To say it briefly, my best friend has died.
And I have no defence, no refuge from the fact,
except that, this side of the great divide,
my portion of our love is still intact.

Socialist in politics and humanist in faith,
he ‘dwelt in possibility’, so that his mind
perceived in history’s best moments pointers,
not anomalies, despite their brevity:
Winstanley’s Commonwealth, the Communards,
the days of Barcelona ’36 or Britain ’45
were bold illuminations of the good society
on which he fixed his stubborn, hopeful eye.

We were two Hampshire boys, lapsed Protestants,
both gaily on the run from all that nonsense:
sin, guilt, sexual shame — the whole bang-shoot of lies.
A true adherent of ‘the mystery of things’,
he saw the sacramental in the ordinary.
He lived as if our purpose here is joy.

He was a teacher for whom ‘teach’ and ‘learn’ are synonyms.
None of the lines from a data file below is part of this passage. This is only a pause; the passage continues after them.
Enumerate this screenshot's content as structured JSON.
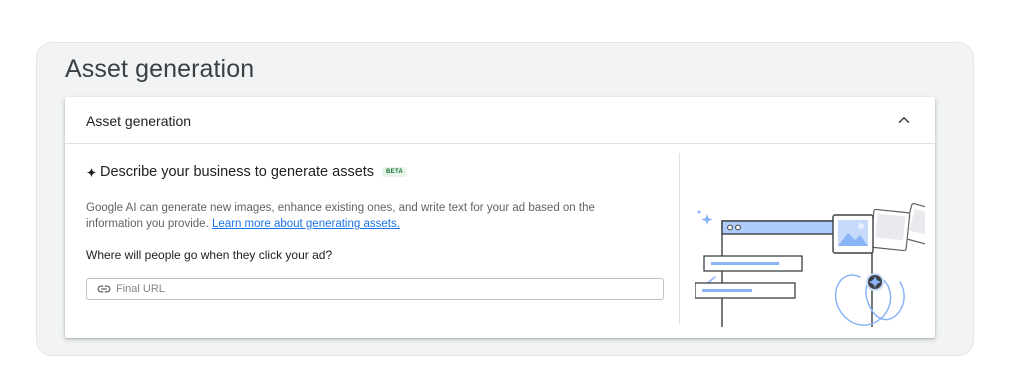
{
  "page": {
    "title": "Asset generation"
  },
  "card": {
    "header_title": "Asset generation",
    "heading": "Describe your business to generate assets",
    "beta_badge": "BETA",
    "description": "Google AI can generate new images, enhance existing ones, and write text for your ad based on the information you provide.",
    "learn_more_link": "Learn more about generating assets.",
    "question": "Where will people go when they click your ad?",
    "url_field": {
      "placeholder": "Final URL",
      "value": ""
    }
  },
  "icons": {
    "collapse": "chevron-up-icon",
    "sparkle": "sparkle-icon",
    "link": "link-icon",
    "illustration": "asset-generation-illustration"
  },
  "colors": {
    "accent": "#1a73e8",
    "beta_bg": "#e6f4ea",
    "beta_text": "#137333",
    "illustration_accent": "#8ab4f8",
    "illustration_dark": "#3c4043"
  }
}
The passing months do nothing but lay bare my loss
and Christmas only plays again the scenes I miss:
our greeting on the phone, a thousand times, if once —
my ‘Stevie!’, his ‘Hello, dear boy!’ — call and response;
David and Jonathan, our frank, unshaven hug.
He lies in earth in Surrey, where the Diggers dug.

Audio file

Listen to this poem — read by the author